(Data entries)
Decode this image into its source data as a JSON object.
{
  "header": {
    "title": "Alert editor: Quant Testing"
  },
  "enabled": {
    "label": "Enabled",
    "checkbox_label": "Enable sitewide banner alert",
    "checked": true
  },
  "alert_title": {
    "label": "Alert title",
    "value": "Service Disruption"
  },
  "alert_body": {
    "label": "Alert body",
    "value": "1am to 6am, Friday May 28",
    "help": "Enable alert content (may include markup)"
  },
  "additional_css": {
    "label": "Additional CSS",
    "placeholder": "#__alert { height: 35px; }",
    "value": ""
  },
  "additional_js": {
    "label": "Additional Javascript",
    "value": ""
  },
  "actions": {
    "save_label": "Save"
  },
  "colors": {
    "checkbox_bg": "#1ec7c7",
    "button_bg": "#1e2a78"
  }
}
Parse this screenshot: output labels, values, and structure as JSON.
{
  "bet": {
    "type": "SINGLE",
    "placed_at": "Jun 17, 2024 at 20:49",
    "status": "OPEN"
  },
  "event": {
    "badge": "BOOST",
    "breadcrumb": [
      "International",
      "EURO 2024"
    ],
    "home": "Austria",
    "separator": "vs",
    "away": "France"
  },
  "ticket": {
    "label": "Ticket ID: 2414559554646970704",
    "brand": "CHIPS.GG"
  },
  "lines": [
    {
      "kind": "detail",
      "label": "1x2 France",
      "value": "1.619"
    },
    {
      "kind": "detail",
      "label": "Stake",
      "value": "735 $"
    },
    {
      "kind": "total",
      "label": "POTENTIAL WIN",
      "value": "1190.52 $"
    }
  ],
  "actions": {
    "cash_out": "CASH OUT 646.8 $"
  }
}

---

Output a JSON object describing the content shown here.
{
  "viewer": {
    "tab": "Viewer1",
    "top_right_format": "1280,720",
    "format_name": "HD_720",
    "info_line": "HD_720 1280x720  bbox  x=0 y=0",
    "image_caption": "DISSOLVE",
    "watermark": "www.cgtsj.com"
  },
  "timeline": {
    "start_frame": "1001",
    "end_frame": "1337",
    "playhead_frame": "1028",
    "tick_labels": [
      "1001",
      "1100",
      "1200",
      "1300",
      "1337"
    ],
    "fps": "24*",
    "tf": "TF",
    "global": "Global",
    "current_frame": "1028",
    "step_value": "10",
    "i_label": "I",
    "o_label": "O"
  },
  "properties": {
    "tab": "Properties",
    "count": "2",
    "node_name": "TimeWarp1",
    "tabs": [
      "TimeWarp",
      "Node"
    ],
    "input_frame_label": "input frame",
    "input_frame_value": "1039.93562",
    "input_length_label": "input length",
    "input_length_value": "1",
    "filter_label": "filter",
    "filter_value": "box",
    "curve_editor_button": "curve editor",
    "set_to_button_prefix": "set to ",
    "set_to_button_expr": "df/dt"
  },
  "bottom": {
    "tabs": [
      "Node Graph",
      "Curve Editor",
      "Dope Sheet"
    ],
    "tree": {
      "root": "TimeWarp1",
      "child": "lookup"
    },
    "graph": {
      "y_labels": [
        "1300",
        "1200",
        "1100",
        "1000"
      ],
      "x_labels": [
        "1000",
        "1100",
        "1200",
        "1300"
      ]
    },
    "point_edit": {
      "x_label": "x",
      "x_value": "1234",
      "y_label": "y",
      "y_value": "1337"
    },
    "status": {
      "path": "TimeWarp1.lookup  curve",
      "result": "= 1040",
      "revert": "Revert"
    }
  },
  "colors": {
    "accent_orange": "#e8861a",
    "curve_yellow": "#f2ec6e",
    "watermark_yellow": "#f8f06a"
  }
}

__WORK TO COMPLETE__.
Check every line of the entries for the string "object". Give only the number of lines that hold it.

__FINISHED EXERCISE__.
2